● **TASK TO CARRY OUT**
Quote all of the entries word for word.

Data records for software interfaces
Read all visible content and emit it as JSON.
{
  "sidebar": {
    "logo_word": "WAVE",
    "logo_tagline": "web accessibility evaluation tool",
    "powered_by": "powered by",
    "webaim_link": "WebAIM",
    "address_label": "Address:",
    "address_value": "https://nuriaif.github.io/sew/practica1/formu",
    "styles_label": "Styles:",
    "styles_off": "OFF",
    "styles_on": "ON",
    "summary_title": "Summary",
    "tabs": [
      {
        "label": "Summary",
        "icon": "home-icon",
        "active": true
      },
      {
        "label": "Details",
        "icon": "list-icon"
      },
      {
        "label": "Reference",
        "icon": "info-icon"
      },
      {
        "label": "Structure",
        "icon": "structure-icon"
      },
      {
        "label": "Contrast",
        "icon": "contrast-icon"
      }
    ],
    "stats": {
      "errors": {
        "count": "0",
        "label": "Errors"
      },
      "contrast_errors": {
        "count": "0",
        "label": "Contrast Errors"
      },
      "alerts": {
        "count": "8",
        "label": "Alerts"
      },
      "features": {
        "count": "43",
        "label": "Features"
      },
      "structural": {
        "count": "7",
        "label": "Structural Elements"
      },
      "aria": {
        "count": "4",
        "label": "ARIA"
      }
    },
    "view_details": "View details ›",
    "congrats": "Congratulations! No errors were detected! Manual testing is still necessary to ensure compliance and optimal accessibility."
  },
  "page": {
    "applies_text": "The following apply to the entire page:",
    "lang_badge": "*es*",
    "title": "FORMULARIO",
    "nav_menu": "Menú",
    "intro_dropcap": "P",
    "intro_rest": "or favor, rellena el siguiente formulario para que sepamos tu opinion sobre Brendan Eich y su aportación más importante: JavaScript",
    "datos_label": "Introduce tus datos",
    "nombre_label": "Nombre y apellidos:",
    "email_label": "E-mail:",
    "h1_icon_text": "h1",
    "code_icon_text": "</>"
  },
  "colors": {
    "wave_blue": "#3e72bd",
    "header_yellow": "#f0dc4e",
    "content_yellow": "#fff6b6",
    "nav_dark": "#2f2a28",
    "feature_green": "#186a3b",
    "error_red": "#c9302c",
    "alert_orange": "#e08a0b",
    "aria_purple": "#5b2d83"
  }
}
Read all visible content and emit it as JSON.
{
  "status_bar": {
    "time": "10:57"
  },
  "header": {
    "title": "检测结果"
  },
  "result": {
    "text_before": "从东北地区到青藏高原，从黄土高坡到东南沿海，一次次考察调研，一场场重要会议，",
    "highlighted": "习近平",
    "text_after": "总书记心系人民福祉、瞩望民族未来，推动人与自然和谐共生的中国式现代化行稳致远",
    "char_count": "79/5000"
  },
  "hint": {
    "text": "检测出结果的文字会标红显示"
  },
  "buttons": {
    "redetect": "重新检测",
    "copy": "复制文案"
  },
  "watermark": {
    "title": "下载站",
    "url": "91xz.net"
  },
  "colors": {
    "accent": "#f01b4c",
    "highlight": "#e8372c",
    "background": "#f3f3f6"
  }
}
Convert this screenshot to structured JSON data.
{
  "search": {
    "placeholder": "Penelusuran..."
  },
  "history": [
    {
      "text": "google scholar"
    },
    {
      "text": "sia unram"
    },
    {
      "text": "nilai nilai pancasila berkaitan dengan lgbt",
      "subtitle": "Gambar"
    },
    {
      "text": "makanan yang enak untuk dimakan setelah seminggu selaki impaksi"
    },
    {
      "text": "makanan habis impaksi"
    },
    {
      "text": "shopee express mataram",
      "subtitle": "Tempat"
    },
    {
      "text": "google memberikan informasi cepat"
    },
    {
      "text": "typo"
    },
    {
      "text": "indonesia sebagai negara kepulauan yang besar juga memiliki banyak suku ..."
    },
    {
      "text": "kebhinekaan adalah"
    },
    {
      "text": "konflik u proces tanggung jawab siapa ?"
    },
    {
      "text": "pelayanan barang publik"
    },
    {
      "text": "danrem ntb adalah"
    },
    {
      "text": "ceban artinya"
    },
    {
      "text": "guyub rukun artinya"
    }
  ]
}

● **EXERCISE RESPONSE**
Read all visible content and emit it as JSON.
{
  "sidebar": {
    "logo_word": "WAVE",
    "logo_tagline": "web accessibility evaluation tool",
    "powered_by": "powered by",
    "webaim_link": "WebAIM",
    "address_label": "Address:",
    "address_value": "https://nuriaif.github.io/sew/practica1/formu",
    "styles_label": "Styles:",
    "styles_off": "OFF",
    "styles_on": "ON",
    "summary_title": "Summary",
    "tabs": [
      {
        "label": "Summary",
        "icon": "home-icon",
        "active": true
      },
      {
        "label": "Details",
        "icon": "list-icon"
      },
      {
        "label": "Reference",
        "icon": "info-icon"
      },
      {
        "label": "Structure",
        "icon": "structure-icon"
      },
      {
        "label": "Contrast",
        "icon": "contrast-icon"
      }
    ],
    "stats": {
      "errors": {
        "count": "0",
        "label": "Errors"
      },
      "contrast_errors": {
        "count": "0",
        "label": "Contrast Errors"
      },
      "alerts": {
        "count": "8",
        "label": "Alerts"
      },
      "features": {
        "count": "43",
        "label": "Features"
      },
      "structural": {
        "count": "7",
        "label": "Structural Elements"
      },
      "aria": {
        "count": "4",
        "label": "ARIA"
      }
    },
    "view_details": "View details ›",
    "congrats": "Congratulations! No errors were detected! Manual testing is still necessary to ensure compliance and optimal accessibility."
  },
  "page": {
    "applies_text": "The following apply to the entire page:",
    "lang_badge": "*es*",
    "title": "FORMULARIO",
    "nav_menu": "Menú",
    "intro_dropcap": "P",
    "intro_rest": "or favor, rellena el siguiente formulario para que sepamos tu opinion sobre Brendan Eich y su aportación más importante: JavaScript",
    "datos_label": "Introduce tus datos",
    "nombre_label": "Nombre y apellidos:",
    "email_label": "E-mail:",
    "h1_icon_text": "h1",
    "code_icon_text": "</>"
  },
  "colors": {
    "wave_blue": "#3e72bd",
    "header_yellow": "#f0dc4e",
    "content_yellow": "#fff6b6",
    "nav_dark": "#2f2a28",
    "feature_green": "#186a3b",
    "error_red": "#c9302c",
    "alert_orange": "#e08a0b",
    "aria_purple": "#5b2d83"
  }
}
Read all visible content and emit it as JSON.
{
  "status_bar": {
    "time": "10:57"
  },
  "header": {
    "title": "检测结果"
  },
  "result": {
    "text_before": "从东北地区到青藏高原，从黄土高坡到东南沿海，一次次考察调研，一场场重要会议，",
    "highlighted": "习近平",
    "text_after": "总书记心系人民福祉、瞩望民族未来，推动人与自然和谐共生的中国式现代化行稳致远",
    "char_count": "79/5000"
  },
  "hint": {
    "text": "检测出结果的文字会标红显示"
  },
  "buttons": {
    "redetect": "重新检测",
    "copy": "复制文案"
  },
  "watermark": {
    "title": "下载站",
    "url": "91xz.net"
  },
  "colors": {
    "accent": "#f01b4c",
    "highlight": "#e8372c",
    "background": "#f3f3f6"
  }
}
Convert this screenshot to structured JSON data.
{
  "search": {
    "placeholder": "Penelusuran..."
  },
  "history": [
    {
      "text": "google scholar"
    },
    {
      "text": "sia unram"
    },
    {
      "text": "nilai nilai pancasila berkaitan dengan lgbt",
      "subtitle": "Gambar"
    },
    {
      "text": "makanan yang enak untuk dimakan setelah seminggu selaki impaksi"
    },
    {
      "text": "makanan habis impaksi"
    },
    {
      "text": "shopee express mataram",
      "subtitle": "Tempat"
    },
    {
      "text": "google memberikan informasi cepat"
    },
    {
      "text": "typo"
    },
    {
      "text": "indonesia sebagai negara kepulauan yang besar juga memiliki banyak suku ..."
    },
    {
      "text": "kebhinekaan adalah"
    },
    {
      "text": "konflik u proces tanggung jawab siapa ?"
    },
    {
      "text": "pelayanan barang publik"
    },
    {
      "text": "danrem ntb adalah"
    },
    {
      "text": "ceban artinya"
    },
    {
      "text": "guyub rukun artinya"
    }
  ]
}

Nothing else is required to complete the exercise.